Krispin switched his audio inputs, gathering all voices at once and processing their questions to analyze which he would answer first.
He could have answered them all simultaneously, of course, but his programming told him the ensuing cacophony of 36 simultaneous answers might unnerve the reporters. Besides, they wouldn't understand it, so what was the point?
He picked a question at random, pointed to the reporter and waited for her to repeat it so the others could hear.

Stephen sat watching the press conference on the 11'0clock news in something on an unbeliving fugue.
This was it. This was the day he'd dreamed about since he was a little kid. Your very own robot, and one that could think, no less. Sure it was the price of a small house, but right then Stephen knew he had to have a Krispin unit. He just needed one.
So he started saving his money. He took extra shifts at the Stay-N-Shop and even got to volunteering for the weekend and night shifts to earn a little extra cash.
After 3 years he'd saved up enough money to buy one of the little guys, which were now in their third-iteration of firmware. That pesky bug responsible for the Bender's Creek incident was totally ironed out now. Krispin units were failproof.
He cut his check, dropped the order form in the mailbox and set to waiting.
The ensuing week was one of the longest of his life, but eventually the day came when the Krispin package arrived at his door and he opened the box with a kind of anxious delight he hadn't felt since Christmas with his father over 25 years ago.
Initial setup of the Krispin unit went well, despite the hiccup with the Korean langauge outputs (he'd had to call a friend to come over and set the guy back to English). But after three hours the little guy was up and about, introducing himself and running down a laundry list of functions.
"Best investment I ever made," Stephen whispered as he knelt in front of display projected from the robot's hidden holographic projetor. "Look at all these options!"

Stephen had no children. He had no family.
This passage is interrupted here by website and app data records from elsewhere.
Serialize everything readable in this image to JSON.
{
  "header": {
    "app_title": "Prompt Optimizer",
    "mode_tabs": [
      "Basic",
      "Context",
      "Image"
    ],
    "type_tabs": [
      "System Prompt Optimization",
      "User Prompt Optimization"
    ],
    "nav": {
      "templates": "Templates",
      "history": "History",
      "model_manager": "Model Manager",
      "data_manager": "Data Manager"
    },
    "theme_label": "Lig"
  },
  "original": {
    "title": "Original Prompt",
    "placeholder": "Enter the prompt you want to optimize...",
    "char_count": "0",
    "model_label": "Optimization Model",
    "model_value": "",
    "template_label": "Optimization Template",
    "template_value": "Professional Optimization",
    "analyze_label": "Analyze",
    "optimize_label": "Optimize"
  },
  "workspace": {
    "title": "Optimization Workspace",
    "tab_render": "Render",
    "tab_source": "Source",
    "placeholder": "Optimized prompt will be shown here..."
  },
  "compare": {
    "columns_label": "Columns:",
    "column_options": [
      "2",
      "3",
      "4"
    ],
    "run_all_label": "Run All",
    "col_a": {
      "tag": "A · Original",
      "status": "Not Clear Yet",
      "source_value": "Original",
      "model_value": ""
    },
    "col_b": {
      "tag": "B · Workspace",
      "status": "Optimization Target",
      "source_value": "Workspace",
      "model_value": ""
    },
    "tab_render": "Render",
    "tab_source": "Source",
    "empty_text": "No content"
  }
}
So naturally Krispin filled that void. At times a son, at times a daughter, or a father, mother and brother, Krispin was there to fulfill a variety of unexpected roles. He could converse just as easily about Jesuit philospohy as he could about the Sox's pitching rotation and Stephen never tired of putting the little guy through the ringer of conversational topics ..............................

No comments:

Post a Comment